WHAT IS NEEDED
Down to the last line below, repeat the entries word for word and drop the pictures.

DATA RECORDS
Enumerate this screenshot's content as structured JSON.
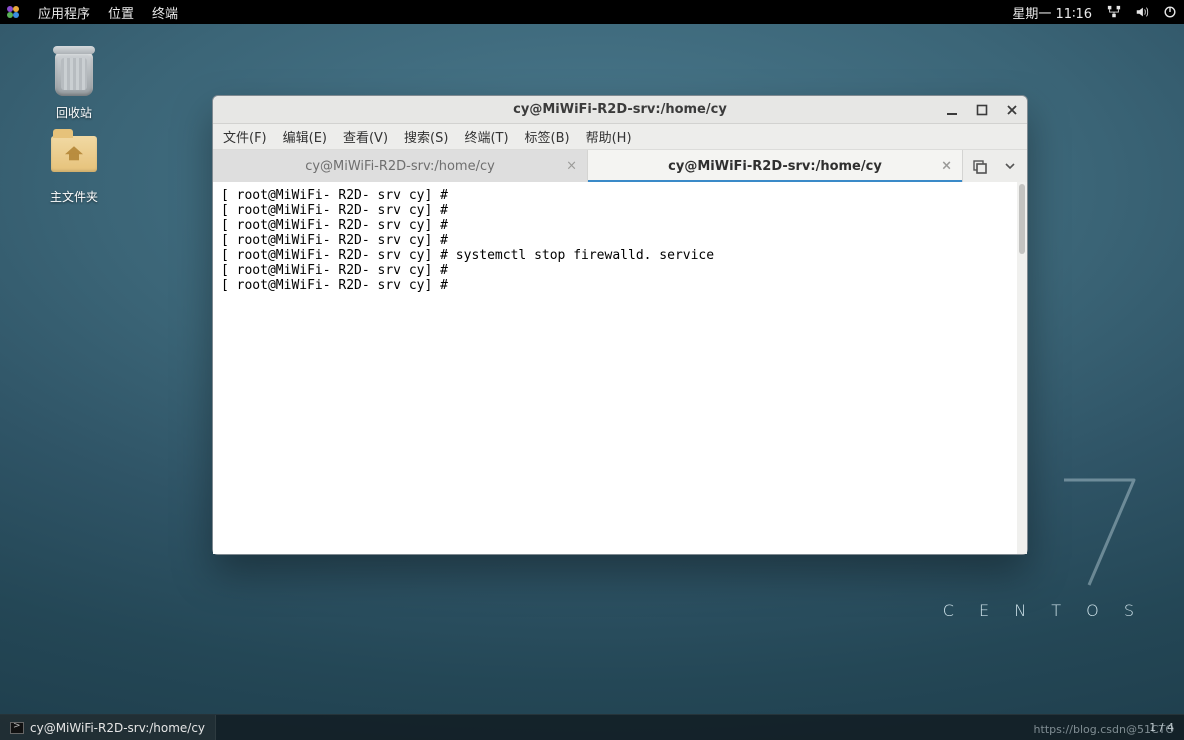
{
  "panel": {
    "apps": "应用程序",
    "places": "位置",
    "terminal": "终端",
    "clock": "星期一 11∶16"
  },
  "desktop": {
    "trash_label": "回收站",
    "home_label": "主文件夹"
  },
  "wallpaper": {
    "brand": "C E N T O S"
  },
  "window": {
    "title": "cy@MiWiFi-R2D-srv:/home/cy",
    "menus": {
      "file": "文件(F)",
      "edit": "编辑(E)",
      "view": "查看(V)",
      "search": "搜索(S)",
      "terminal": "终端(T)",
      "tabs": "标签(B)",
      "help": "帮助(H)"
    },
    "tabs": {
      "tab1_label": "cy@MiWiFi-R2D-srv:/home/cy",
      "tab2_label": "cy@MiWiFi-R2D-srv:/home/cy"
    },
    "terminal_lines": [
      "[ root@MiWiFi- R2D- srv cy] #",
      "[ root@MiWiFi- R2D- srv cy] #",
      "[ root@MiWiFi- R2D- srv cy] #",
      "[ root@MiWiFi- R2D- srv cy] #",
      "[ root@MiWiFi- R2D- srv cy] # systemctl stop firewalld. service",
      "[ root@MiWiFi- R2D- srv cy] #",
      "[ root@MiWiFi- R2D- srv cy] #"
    ]
  },
  "taskbar": {
    "task1_label": "cy@MiWiFi-R2D-srv:/home/cy",
    "corner_text": "1 / 4"
  },
  "watermark_text": "https://blog.csdn@51CTO"
}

COMPLETED TASK
Enumerate this screenshot's content as structured JSON.
{
  "panel": {
    "apps": "应用程序",
    "places": "位置",
    "terminal": "终端",
    "clock": "星期一 11∶16"
  },
  "desktop": {
    "trash_label": "回收站",
    "home_label": "主文件夹"
  },
  "wallpaper": {
    "brand": "C E N T O S"
  },
  "window": {
    "title": "cy@MiWiFi-R2D-srv:/home/cy",
    "menus": {
      "file": "文件(F)",
      "edit": "编辑(E)",
      "view": "查看(V)",
      "search": "搜索(S)",
      "terminal": "终端(T)",
      "tabs": "标签(B)",
      "help": "帮助(H)"
    },
    "tabs": {
      "tab1_label": "cy@MiWiFi-R2D-srv:/home/cy",
      "tab2_label": "cy@MiWiFi-R2D-srv:/home/cy"
    },
    "terminal_lines": [
      "[ root@MiWiFi- R2D- srv cy] #",
      "[ root@MiWiFi- R2D- srv cy] #",
      "[ root@MiWiFi- R2D- srv cy] #",
      "[ root@MiWiFi- R2D- srv cy] #",
      "[ root@MiWiFi- R2D- srv cy] # systemctl stop firewalld. service",
      "[ root@MiWiFi- R2D- srv cy] #",
      "[ root@MiWiFi- R2D- srv cy] #"
    ]
  },
  "taskbar": {
    "task1_label": "cy@MiWiFi-R2D-srv:/home/cy",
    "corner_text": "1 / 4"
  },
  "watermark_text": "https://blog.csdn@51CTO"
}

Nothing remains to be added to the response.